#### [What the task asks]
Could you work out how many lines of the material below hold "Studio"? Only the number is needed.

#### [Records for processing]
※ ※ ※

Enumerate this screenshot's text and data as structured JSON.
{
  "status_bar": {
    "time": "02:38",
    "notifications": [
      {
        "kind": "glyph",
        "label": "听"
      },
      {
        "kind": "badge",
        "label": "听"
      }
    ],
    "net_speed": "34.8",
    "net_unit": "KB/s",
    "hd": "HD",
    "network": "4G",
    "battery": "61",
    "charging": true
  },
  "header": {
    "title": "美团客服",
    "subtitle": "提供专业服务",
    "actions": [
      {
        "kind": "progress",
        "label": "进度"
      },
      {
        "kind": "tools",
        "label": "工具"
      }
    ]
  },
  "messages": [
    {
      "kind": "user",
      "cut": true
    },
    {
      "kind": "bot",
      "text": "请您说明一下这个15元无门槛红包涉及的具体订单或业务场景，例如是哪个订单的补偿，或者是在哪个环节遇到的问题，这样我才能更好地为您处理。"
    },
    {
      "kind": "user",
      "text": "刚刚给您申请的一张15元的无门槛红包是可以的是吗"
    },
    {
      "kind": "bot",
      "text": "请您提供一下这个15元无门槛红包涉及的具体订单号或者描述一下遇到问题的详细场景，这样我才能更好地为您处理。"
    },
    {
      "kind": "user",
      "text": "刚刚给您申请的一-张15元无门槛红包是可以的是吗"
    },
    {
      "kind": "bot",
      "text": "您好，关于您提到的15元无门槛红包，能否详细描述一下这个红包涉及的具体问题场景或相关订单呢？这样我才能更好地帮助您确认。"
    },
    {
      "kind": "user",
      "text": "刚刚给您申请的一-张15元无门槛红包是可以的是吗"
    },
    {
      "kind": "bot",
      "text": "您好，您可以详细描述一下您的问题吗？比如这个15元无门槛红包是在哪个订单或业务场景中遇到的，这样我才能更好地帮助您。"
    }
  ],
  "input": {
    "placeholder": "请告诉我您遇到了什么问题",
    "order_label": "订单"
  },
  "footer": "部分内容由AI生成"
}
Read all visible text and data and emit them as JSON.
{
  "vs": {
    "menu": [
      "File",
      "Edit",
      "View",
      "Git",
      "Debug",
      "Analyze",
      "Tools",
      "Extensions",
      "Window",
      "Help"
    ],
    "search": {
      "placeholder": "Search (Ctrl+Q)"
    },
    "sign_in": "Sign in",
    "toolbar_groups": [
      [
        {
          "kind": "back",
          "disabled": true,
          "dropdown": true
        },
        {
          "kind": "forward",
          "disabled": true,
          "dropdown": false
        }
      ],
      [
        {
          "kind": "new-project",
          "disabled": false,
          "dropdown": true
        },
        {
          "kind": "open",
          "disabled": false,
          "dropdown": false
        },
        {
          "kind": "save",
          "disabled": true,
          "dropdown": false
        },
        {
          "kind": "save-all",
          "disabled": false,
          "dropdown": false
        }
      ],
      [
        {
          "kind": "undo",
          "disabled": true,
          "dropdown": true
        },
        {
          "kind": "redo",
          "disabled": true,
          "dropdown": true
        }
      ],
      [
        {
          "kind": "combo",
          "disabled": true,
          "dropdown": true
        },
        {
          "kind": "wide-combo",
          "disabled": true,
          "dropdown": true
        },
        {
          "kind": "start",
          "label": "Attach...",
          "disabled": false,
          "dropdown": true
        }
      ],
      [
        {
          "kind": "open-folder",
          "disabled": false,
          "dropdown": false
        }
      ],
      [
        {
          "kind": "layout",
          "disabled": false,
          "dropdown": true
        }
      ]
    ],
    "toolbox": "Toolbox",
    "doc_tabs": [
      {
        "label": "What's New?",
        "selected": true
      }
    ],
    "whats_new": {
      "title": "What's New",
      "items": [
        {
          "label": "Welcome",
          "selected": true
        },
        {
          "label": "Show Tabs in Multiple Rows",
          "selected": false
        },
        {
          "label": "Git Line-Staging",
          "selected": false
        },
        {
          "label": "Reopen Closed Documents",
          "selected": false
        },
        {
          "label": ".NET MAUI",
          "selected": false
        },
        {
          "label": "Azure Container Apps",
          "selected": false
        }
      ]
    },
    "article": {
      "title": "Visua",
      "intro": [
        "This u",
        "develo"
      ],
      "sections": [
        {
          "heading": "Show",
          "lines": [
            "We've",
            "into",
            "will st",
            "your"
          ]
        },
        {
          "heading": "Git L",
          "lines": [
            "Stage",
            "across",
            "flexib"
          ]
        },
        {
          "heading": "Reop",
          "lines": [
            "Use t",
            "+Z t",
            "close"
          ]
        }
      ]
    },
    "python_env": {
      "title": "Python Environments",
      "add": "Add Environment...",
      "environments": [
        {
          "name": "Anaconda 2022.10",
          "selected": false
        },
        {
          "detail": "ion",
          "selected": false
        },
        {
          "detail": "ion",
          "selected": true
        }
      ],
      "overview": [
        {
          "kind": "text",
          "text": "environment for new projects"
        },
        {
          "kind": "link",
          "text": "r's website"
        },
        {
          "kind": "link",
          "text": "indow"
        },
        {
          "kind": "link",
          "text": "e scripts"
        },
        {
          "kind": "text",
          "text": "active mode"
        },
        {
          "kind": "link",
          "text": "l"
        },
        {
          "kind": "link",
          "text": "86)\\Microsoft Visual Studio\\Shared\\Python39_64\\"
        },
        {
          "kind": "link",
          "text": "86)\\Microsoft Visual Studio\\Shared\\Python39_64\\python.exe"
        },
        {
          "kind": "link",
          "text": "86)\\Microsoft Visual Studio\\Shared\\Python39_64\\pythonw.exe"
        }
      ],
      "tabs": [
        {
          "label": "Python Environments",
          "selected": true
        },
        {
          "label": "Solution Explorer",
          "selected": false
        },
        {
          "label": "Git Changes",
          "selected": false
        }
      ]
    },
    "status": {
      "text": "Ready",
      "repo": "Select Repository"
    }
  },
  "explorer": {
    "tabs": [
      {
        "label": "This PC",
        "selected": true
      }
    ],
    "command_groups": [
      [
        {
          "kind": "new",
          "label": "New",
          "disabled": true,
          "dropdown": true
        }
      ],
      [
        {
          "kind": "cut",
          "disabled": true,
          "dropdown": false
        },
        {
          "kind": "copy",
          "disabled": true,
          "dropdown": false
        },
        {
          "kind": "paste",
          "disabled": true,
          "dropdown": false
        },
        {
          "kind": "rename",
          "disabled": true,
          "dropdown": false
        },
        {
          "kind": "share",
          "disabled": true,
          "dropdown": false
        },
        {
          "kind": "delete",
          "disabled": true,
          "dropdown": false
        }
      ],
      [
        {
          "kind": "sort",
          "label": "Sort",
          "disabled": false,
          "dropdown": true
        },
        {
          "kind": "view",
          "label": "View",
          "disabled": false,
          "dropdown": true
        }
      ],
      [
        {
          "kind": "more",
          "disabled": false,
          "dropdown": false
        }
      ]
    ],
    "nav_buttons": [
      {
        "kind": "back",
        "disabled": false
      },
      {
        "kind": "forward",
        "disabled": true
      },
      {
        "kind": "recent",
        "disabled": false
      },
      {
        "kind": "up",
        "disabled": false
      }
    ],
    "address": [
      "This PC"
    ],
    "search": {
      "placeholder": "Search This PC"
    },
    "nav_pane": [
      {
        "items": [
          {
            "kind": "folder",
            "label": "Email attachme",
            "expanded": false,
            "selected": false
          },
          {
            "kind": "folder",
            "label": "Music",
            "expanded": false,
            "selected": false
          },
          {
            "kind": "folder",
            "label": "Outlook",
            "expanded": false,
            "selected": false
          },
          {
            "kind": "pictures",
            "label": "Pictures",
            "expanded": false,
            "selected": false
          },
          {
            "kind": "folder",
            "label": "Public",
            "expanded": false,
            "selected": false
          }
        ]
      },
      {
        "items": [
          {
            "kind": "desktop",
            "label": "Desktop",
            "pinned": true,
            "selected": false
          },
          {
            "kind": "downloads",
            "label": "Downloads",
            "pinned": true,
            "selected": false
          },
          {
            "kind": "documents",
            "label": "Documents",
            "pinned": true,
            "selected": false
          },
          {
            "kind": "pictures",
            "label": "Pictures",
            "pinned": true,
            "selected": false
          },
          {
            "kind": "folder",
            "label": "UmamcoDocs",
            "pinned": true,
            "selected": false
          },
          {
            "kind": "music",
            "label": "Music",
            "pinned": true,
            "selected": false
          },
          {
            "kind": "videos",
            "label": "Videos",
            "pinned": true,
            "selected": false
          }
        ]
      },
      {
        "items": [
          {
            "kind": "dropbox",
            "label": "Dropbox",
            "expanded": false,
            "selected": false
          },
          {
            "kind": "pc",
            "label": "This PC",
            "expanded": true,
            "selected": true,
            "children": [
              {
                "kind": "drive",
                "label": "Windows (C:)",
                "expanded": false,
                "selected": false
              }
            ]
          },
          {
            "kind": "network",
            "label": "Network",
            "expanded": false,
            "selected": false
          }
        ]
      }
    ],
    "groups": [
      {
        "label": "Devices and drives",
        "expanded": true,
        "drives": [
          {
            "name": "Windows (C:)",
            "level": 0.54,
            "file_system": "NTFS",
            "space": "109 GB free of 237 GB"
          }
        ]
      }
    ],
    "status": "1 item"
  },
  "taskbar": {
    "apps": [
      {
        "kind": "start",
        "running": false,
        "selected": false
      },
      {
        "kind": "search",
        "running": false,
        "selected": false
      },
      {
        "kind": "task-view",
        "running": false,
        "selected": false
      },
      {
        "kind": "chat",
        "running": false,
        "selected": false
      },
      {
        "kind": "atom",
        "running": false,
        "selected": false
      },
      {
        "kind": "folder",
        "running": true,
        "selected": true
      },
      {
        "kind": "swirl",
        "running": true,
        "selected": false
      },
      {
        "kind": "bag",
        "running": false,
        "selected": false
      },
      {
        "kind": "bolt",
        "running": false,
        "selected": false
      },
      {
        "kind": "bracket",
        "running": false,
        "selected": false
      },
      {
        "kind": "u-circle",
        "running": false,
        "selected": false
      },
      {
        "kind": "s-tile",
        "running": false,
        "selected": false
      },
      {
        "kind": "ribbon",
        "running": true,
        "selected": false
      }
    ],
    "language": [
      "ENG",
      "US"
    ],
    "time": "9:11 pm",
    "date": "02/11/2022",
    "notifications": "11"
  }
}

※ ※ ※

#### [Your solution]
3